This latest call option isn't exactly the best deal but when combined with the overall trade from before of closing the previous call option this will net me a higher return.  If I had let the original call option go until expiration it would most likely have been executed and my sale price would have been $43.21 when including the strike price and premium I had received.  Despite taking a loss on that call option, my overall sale price will increase by $0.84 per share to $44.05 if the new call option is executed.  So I'll get a higher overall return in 2 months shorter time.  This is why making this trade was the best route to go.  I could have sold a call option that was further out from expiration, but decided to try and pick up this months premium since I will still be ahead of the first scenario and it gives me a way to diversify from my employer.  If I had my choice, this option would not be executed and I can sell a longer dated call option to help offset the loss from the first call option.

I'm glad to finally have the full down-payment in cash, well almost.  I'm waiting for my paycheck to clear on the 15th although I could get the rest right now if need be.  Over the last month I've made some big changes to my portfolio although almost all of the changes has been for the better.  I sold off almost all of my HAL shares and now only have 125 as opposed to the 737 from about 1.5 months ago.  This helped to fund almost the full down-payment as well as diversify away from my income source being a large portion of my assets too.

I'm very anxious for September to roll around so I can start investing once again.  There's several companies that I have my eye on at or near current prices such as IBM, GE as well as some REITs such as O, DLR, HCP, and OHI.  Happy investing everyone!

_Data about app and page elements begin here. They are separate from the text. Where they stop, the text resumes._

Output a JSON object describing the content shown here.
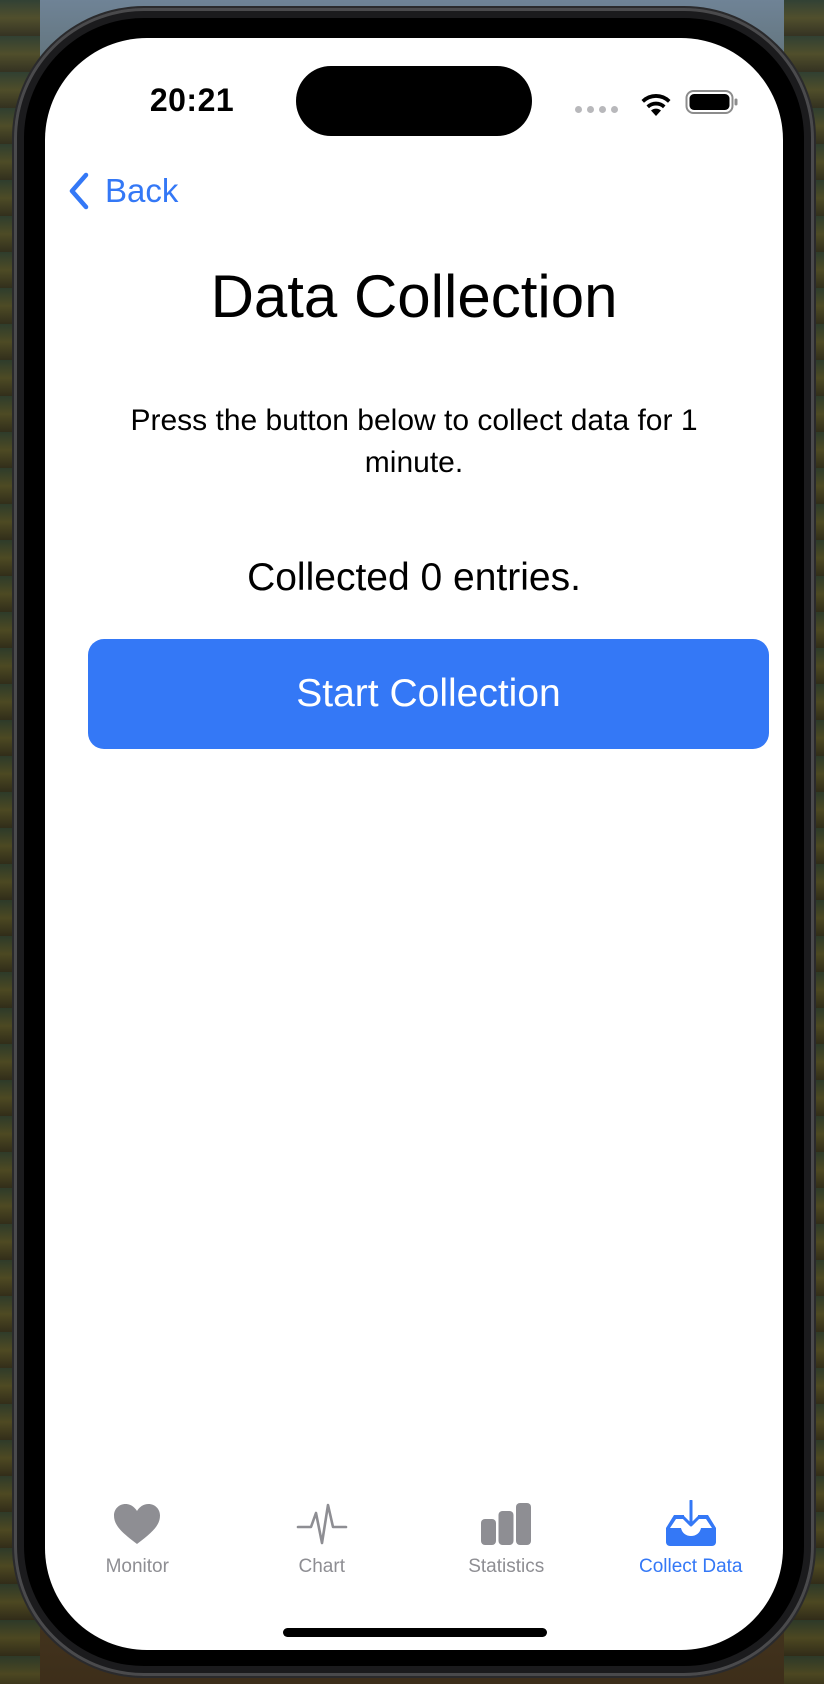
{
  "status_bar": {
    "time": "20:21",
    "wifi_icon": "wifi-icon",
    "battery_icon": "battery-icon"
  },
  "nav": {
    "back_label": "Back",
    "back_icon": "chevron-left-icon"
  },
  "main": {
    "title": "Data Collection",
    "instructions": "Press the button below to collect data for 1 minute.",
    "collected_text": "Collected 0 entries.",
    "start_button_label": "Start Collection"
  },
  "tab_bar": {
    "tabs": [
      {
        "label": "Monitor",
        "icon": "heart-icon",
        "active": false
      },
      {
        "label": "Chart",
        "icon": "waveform-icon",
        "active": false
      },
      {
        "label": "Statistics",
        "icon": "bar-chart-icon",
        "active": false
      },
      {
        "label": "Collect Data",
        "icon": "tray-download-icon",
        "active": true
      }
    ]
  },
  "colors": {
    "accent": "#3478f6",
    "inactive_tab": "#8e8e93",
    "background": "#ffffff"
  }
}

I've updated my Option Summary and Portfolio pages to reflect these changes.